Scientific American Mind
and the
New York Times Magazine
. But all but a couple of the studies she did along the way were largely ignored.

• Nikos Logothetis brings a masterly touch to his imaging studies while checking temptations to over-interpretation, overstatement, and other excesses. His review and theoretical essays on imaging have helped define the field’s possibilities, limitations, and caveats. See his “Interpreting the BOLD Signal (pdf)”; his lab web page; or, (If you have a subscription to Nature, that journal’s recent profile of Logothetis .

• Finally, Marcus Raichle’s lab at Washington University continues to do good work defining fundamental networks of attention. A typically rich paper in the Proceedings of the National Academy of Sciences describes how certain brain networks trade center stage — one dimming, as it were, as the other lights up — as the brain attends different tasks.

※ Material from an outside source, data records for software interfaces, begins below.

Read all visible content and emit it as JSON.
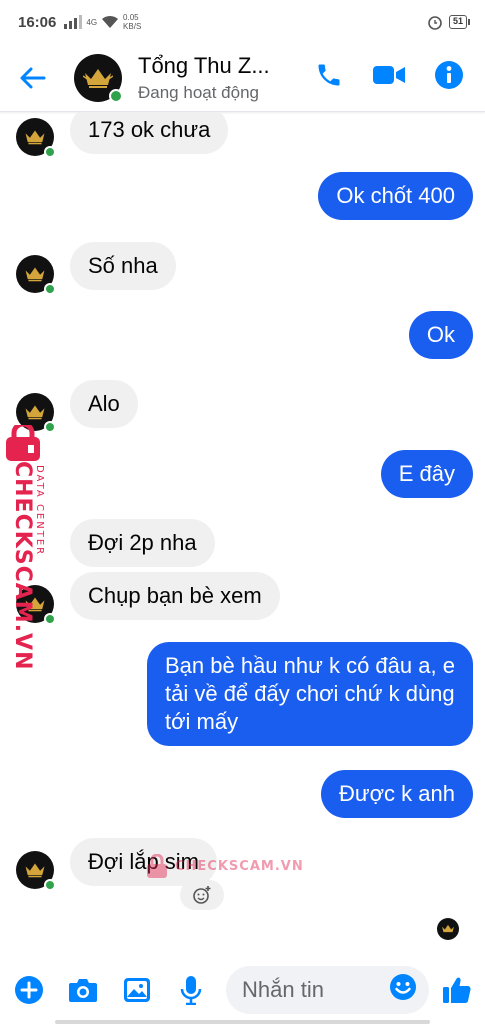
{
  "status_bar": {
    "time": "16:06",
    "network": "4G",
    "speed_value": "0.05",
    "speed_unit": "KB/S",
    "battery": "51"
  },
  "header": {
    "contact_name": "Tổng Thu Z...",
    "contact_status": "Đang hoạt động",
    "avatar_icon": "gold-crown-logo",
    "accent_color": "#0084ff"
  },
  "messages": [
    {
      "direction": "in",
      "text": "173 ok chưa",
      "avatar": true
    },
    {
      "direction": "out",
      "text": "Ok chốt 400"
    },
    {
      "direction": "in",
      "text": "Số nha",
      "avatar": true
    },
    {
      "direction": "out",
      "text": "Ok"
    },
    {
      "direction": "in",
      "text": "Alo",
      "avatar": true
    },
    {
      "direction": "out",
      "text": "E đây"
    },
    {
      "direction": "in",
      "text": "Đợi 2p nha",
      "avatar": false
    },
    {
      "direction": "in",
      "text": "Chụp bạn bè xem",
      "avatar": true
    },
    {
      "direction": "out",
      "text": "Bạn bè hầu như k có đâu a, e tải về để đấy chơi chứ k dùng tới mấy"
    },
    {
      "direction": "out",
      "text": "Được k anh"
    },
    {
      "direction": "in",
      "text": "Đợi lắp sim",
      "avatar": true
    }
  ],
  "watermark": {
    "vertical_main": "CHECKSCAM.VN",
    "vertical_sub": "DATA CENTER",
    "horizontal": "CHECKSCAM.VN"
  },
  "composer": {
    "placeholder": "Nhắn tin"
  },
  "colors": {
    "outgoing_bubble": "#1a5ef0",
    "incoming_bubble": "#f0f0f0",
    "online": "#31a24c",
    "watermark": "#e4234f"
  }
}
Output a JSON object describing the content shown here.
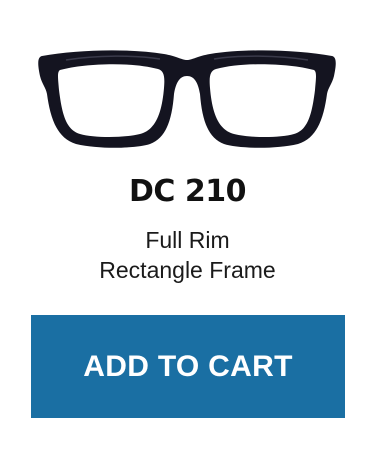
{
  "product": {
    "name": "DC 210",
    "description_line1": "Full Rim",
    "description_line2": "Rectangle Frame",
    "image_icon": "eyeglasses-frame-icon",
    "frame_color": "#141420"
  },
  "actions": {
    "add_to_cart_label": "ADD TO CART",
    "button_color": "#1a6fa3"
  }
}
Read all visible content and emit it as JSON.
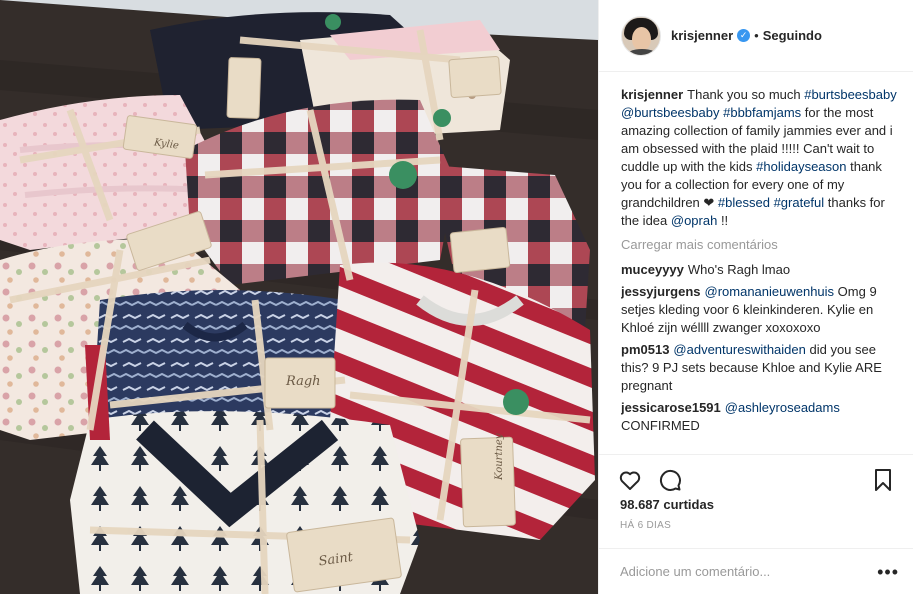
{
  "post": {
    "username": "krisjenner",
    "separator": "•",
    "follow_status": "Seguindo",
    "image_alt": "Stacks of folded Burt's Bees Baby family pajamas tied with ribbons and name tags",
    "tag_names": [
      "Kylie",
      "Ragh",
      "Saint",
      "Kourtney"
    ]
  },
  "caption": {
    "username": "krisjenner",
    "t1": "Thank you so much ",
    "h1": "#burtsbeesbaby",
    "t2": " ",
    "m1": "@burtsbeesbaby",
    "t3": " ",
    "h2": "#bbbfamjams",
    "t4": " for the most amazing collection of family jammies ever and i am obsessed with the plaid !!!!! Can't wait to cuddle up with the kids ",
    "h3": "#holidayseason",
    "t5": " thank you for a collection for every one of my grandchildren ❤ ",
    "h4": "#blessed",
    "t6": " ",
    "h5": "#grateful",
    "t7": " thanks for the idea ",
    "m2": "@oprah",
    "t8": " !!"
  },
  "load_more": "Carregar mais comentários",
  "comments": [
    {
      "user": "muceyyyy",
      "pre": "",
      "mention": "",
      "text": "Who's Ragh lmao"
    },
    {
      "user": "jessyjurgens",
      "pre": "",
      "mention": "@romananieuwenhuis",
      "text": " Omg 9 setjes kleding voor 6 kleinkinderen. Kylie en Khloé zijn wéllll zwanger xoxoxoxo"
    },
    {
      "user": "pm0513",
      "pre": "",
      "mention": "@adventureswithaiden",
      "text": " did you see this? 9 PJ sets because Khloe and Kylie ARE pregnant"
    },
    {
      "user": "jessicarose1591",
      "pre": "",
      "mention": "@ashleyroseadams",
      "text": " CONFIRMED"
    }
  ],
  "likes": "98.687 curtidas",
  "time_ago": "Há 6 dias",
  "add_comment_placeholder": "Adicione um comentário...",
  "more_label": "•••",
  "icons": [
    "heart-icon",
    "comment-icon",
    "bookmark-icon",
    "verified-icon",
    "more-icon"
  ],
  "colors": {
    "link": "#003569",
    "verified": "#3897f0",
    "muted": "#999999",
    "text": "#262626"
  }
}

Studies of this caliber easily validate the promise of brain imaging. Rather than spotting trivial or questionable correlations, they identify pathways and physiological mechanisms underlying central dynamics of mood, consciousness, and cognition. Mayberg’s work, for instance, reveals something vital about both the physiology and phenomenology of depression — namely, that depression is not simply an absence or a lack but the instantiation of a network run amok. An active physiological dysfunction, a sort of neural equivalent of an overactive gland, underlies the what William James called the “active anguish” of deep depression. (For more on that, see my piece on her in the New York Times Magazine.)

Imaging may be producing some of the silliest papers these days. But it’s also producing some of the most profound work in neuroscience.